Target: Sonia Castro Gonzales, Minister of Health in Nicaragua
Goal: Stop the epidemic of kidney disease among sugar cane workers in Nicaragua.
Exploited sugar cane workers are dying from an epidemic of kidney disease. In a town called Chichigalpa in northwest Nicaragua, nearly half of the adult males out of a population of 500,000 suffer from chronic kidney failure. These high rates are likely tied to their work cutting sugar cane at the San Antonio Sugar Mill. However, the exact causes remain unclear and range from dehydration and heat stress, agrochemicals used to grow the sugarcane, antibiotics, and of course genetics, according to a recent article in National Geographic.
Sugar cane companies often blame their workers for being sick. Facing intimidation, many workers do not dare speak out against unfair labor conditions out of fear for their job. Companies often avoid media attention, which in turn forces workers into silence. Instead, many young workers, once they get sick, stop working and try to take care of themselves on their own. They might undergo kidney dialysis, but only if they can afford the treatment. Once they go on home dialysis, though, they are likely to die within six to twelve months.
All hope is not lost, however. Filmmaker and photographer Ed Kashi has been commissioned by the Nicaragua-based NGO La Isla Foundation to document the plight of these workers with a short film, which will hopefully raise funds for a longer documentary to bring vital media attention to this issue of both public health and human rights. Furthermore, the La Isla Foundation and international civil society organization Solidaridad have created a three-year pilot program in El Salvador focusing on adequate water, rest, and shade. Though simple, it represents a key step in recognizing these workers’ rights to have their basic needs met.

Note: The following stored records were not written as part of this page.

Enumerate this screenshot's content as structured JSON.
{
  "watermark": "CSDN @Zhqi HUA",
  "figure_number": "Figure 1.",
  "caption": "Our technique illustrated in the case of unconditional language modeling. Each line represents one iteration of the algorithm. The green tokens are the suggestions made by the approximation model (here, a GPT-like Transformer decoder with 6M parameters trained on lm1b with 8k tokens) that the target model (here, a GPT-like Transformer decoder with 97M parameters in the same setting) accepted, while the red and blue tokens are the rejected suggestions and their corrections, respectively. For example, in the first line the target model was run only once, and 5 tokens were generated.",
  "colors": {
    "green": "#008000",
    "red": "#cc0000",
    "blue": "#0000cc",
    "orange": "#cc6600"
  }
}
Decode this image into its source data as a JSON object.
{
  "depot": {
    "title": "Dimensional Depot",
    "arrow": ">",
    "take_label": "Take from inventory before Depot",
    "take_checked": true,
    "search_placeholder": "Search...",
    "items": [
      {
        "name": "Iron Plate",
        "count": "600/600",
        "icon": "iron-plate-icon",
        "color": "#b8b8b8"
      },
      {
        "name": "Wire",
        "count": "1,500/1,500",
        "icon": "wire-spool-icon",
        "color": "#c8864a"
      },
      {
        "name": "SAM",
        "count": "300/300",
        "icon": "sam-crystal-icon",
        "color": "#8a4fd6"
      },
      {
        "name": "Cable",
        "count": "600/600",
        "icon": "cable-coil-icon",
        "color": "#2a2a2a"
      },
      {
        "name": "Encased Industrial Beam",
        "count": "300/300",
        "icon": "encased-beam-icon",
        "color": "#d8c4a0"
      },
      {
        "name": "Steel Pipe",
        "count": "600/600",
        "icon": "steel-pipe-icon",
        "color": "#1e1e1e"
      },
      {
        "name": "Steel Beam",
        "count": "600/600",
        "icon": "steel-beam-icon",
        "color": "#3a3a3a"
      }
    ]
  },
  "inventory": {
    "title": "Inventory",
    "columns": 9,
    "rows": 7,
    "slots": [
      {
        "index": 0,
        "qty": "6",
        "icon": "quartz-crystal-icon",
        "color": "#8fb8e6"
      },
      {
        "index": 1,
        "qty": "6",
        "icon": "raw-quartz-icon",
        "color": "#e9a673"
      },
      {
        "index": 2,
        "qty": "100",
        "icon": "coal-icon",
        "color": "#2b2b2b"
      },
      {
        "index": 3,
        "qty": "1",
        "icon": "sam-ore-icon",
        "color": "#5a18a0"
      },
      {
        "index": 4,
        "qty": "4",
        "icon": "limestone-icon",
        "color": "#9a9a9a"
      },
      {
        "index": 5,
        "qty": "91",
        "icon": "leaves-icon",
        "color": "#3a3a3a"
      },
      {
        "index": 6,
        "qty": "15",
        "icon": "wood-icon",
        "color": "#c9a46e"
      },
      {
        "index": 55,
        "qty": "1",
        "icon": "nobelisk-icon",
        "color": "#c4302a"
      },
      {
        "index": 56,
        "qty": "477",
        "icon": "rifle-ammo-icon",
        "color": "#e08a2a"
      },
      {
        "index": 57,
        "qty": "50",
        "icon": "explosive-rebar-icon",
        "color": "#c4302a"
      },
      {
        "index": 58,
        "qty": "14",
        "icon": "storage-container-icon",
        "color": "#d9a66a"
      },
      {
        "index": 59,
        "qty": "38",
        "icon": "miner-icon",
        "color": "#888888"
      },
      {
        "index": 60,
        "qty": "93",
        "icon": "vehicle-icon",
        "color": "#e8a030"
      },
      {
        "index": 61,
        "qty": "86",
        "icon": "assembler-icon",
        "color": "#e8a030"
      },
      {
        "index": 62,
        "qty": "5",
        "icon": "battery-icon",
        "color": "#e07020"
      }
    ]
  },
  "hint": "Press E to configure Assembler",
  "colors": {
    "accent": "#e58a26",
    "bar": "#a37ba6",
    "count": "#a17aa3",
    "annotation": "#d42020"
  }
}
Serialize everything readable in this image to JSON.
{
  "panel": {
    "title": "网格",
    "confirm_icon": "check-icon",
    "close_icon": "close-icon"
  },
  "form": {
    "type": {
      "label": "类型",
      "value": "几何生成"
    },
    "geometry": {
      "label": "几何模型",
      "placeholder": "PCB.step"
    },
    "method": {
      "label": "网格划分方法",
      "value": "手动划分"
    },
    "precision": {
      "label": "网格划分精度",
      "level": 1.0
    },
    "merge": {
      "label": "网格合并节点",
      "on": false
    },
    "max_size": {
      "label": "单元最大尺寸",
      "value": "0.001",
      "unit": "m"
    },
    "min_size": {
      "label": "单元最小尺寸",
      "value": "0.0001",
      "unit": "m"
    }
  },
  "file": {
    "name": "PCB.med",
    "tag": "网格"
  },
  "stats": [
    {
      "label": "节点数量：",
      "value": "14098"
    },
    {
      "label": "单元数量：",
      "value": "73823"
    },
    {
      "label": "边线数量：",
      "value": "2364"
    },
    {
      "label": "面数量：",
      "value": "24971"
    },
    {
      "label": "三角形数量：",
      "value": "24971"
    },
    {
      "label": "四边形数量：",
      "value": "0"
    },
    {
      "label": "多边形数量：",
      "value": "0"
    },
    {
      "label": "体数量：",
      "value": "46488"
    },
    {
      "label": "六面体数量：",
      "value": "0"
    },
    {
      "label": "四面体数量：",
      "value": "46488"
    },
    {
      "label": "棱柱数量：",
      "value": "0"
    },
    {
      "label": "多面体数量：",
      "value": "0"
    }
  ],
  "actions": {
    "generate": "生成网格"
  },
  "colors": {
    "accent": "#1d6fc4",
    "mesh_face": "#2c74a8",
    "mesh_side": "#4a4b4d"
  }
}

By signing the petition below, you can help ensure these sick workers get the treatment and care they desperately need.
Dear Ms. Gonzales,
I am writing in regards to the high rates of chronic kidney failure among sugar cane workers in Nicaragua. Adult males are hardest hit by the disease. Chichigalpa to the northwest, for example, has half of its adult male population suffering from chronic kidney failure. Indeed, the disease is known to primarily male agricultural workers around the world.
I urge you to make these workers’ health and safety a priority. It is my sincere hope that you mandate better conditions for sugar cane workers and agricultural workers more broadly. As sugar mill companies continue to blame workers for being sick, and workers and family members keep quiet out of fear of losing their jobs, you can show them that their well-being does matter.
[Your Name Here]
Photo credit: joão henrique rosa via Wikimedia Commons